▸ Exercise directions
Go through the data below and report how many lines contain "content"; the reply holds only that number.

[Excerpts from an interface dataset]
▶

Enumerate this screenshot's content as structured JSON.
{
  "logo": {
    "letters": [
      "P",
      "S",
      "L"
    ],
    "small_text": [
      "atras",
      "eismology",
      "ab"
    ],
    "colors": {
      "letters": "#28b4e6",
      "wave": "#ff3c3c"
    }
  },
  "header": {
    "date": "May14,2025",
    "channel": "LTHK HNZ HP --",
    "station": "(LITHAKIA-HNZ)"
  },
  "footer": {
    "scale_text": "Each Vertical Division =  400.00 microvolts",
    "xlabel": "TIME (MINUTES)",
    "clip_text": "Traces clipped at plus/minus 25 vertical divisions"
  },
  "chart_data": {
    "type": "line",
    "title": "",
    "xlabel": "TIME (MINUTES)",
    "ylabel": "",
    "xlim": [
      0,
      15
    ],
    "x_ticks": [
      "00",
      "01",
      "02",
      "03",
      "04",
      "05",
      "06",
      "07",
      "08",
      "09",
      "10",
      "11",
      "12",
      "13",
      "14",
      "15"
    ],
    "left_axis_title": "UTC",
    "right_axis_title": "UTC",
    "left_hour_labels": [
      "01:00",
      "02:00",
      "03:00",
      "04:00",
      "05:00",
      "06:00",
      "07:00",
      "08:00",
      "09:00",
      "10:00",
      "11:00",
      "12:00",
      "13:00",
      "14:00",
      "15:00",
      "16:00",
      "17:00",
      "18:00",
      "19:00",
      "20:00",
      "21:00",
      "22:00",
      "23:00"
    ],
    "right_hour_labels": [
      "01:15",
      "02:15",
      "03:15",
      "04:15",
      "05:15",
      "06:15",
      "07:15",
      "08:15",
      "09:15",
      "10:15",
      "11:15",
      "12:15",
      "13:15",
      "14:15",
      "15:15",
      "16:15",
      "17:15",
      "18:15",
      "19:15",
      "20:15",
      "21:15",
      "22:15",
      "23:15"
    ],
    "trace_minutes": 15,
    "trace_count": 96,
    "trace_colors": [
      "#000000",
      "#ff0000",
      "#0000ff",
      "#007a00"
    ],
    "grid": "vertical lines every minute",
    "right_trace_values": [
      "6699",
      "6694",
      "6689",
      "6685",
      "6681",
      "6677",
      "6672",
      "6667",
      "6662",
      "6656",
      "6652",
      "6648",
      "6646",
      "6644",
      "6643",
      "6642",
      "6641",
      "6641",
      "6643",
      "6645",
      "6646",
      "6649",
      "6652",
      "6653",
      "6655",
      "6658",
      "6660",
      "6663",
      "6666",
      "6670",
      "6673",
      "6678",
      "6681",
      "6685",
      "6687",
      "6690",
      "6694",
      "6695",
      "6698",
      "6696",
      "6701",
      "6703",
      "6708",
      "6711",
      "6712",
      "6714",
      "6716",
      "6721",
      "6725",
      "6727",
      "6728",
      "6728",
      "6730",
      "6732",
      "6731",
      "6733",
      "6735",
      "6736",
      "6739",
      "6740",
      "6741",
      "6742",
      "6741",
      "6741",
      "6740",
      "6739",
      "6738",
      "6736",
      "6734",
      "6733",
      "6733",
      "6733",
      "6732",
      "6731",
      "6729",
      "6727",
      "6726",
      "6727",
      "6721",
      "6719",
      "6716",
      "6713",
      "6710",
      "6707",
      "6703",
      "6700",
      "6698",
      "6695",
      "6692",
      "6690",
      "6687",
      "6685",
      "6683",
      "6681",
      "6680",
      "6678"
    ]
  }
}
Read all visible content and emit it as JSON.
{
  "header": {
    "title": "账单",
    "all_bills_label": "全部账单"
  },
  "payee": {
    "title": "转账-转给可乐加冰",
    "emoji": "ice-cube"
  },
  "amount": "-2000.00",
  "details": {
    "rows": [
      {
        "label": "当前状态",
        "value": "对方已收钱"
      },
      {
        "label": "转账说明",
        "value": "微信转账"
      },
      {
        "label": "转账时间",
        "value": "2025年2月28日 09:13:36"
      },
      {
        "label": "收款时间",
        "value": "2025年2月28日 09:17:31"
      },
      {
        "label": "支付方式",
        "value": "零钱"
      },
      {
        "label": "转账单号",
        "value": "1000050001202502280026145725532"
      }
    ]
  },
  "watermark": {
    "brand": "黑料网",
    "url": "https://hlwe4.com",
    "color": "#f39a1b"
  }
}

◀

▸ Solution to this exercise
2